[Page and application data records]
_ _ _

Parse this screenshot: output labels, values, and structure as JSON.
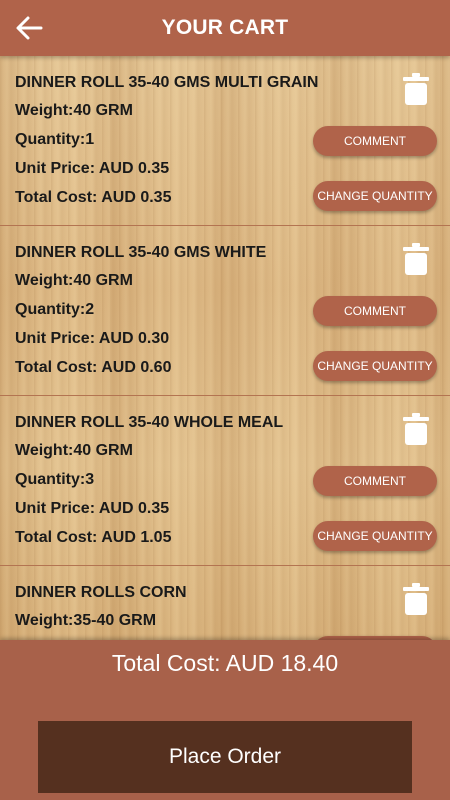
{
  "header": {
    "title": "YOUR CART",
    "back_icon": "arrow-left-icon"
  },
  "buttons": {
    "comment": "COMMENT",
    "change_quantity": "CHANGE QUANTITY"
  },
  "items": [
    {
      "name": "DINNER ROLL 35-40 GMS MULTI GRAIN",
      "weight": "Weight:40 GRM",
      "quantity": "Quantity:1",
      "unit_price": "Unit Price: AUD 0.35",
      "total_cost": "Total Cost: AUD 0.35"
    },
    {
      "name": "DINNER ROLL 35-40 GMS WHITE",
      "weight": "Weight:40 GRM",
      "quantity": "Quantity:2",
      "unit_price": "Unit Price: AUD 0.30",
      "total_cost": "Total Cost: AUD 0.60"
    },
    {
      "name": "DINNER ROLL 35-40 WHOLE MEAL",
      "weight": "Weight:40 GRM",
      "quantity": "Quantity:3",
      "unit_price": "Unit Price: AUD 0.35",
      "total_cost": "Total Cost: AUD 1.05"
    },
    {
      "name": "DINNER ROLLS CORN",
      "weight": "Weight:35-40  GRM",
      "quantity": "",
      "unit_price": "",
      "total_cost": ""
    }
  ],
  "footer": {
    "total": "Total Cost: AUD 18.40",
    "place_order": "Place Order"
  },
  "colors": {
    "primary": "#b0634a",
    "dark": "#55301f",
    "text": "#1a1a1a"
  }
}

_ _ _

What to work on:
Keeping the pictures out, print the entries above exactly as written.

Solution to this exercise:
Parse this screenshot: output labels, values, and structure as JSON.
{
  "header": {
    "title": "YOUR CART",
    "back_icon": "arrow-left-icon"
  },
  "buttons": {
    "comment": "COMMENT",
    "change_quantity": "CHANGE QUANTITY"
  },
  "items": [
    {
      "name": "DINNER ROLL 35-40 GMS MULTI GRAIN",
      "weight": "Weight:40 GRM",
      "quantity": "Quantity:1",
      "unit_price": "Unit Price: AUD 0.35",
      "total_cost": "Total Cost: AUD 0.35"
    },
    {
      "name": "DINNER ROLL 35-40 GMS WHITE",
      "weight": "Weight:40 GRM",
      "quantity": "Quantity:2",
      "unit_price": "Unit Price: AUD 0.30",
      "total_cost": "Total Cost: AUD 0.60"
    },
    {
      "name": "DINNER ROLL 35-40 WHOLE MEAL",
      "weight": "Weight:40 GRM",
      "quantity": "Quantity:3",
      "unit_price": "Unit Price: AUD 0.35",
      "total_cost": "Total Cost: AUD 1.05"
    },
    {
      "name": "DINNER ROLLS CORN",
      "weight": "Weight:35-40  GRM",
      "quantity": "",
      "unit_price": "",
      "total_cost": ""
    }
  ],
  "footer": {
    "total": "Total Cost: AUD 18.40",
    "place_order": "Place Order"
  },
  "colors": {
    "primary": "#b0634a",
    "dark": "#55301f",
    "text": "#1a1a1a"
  }
}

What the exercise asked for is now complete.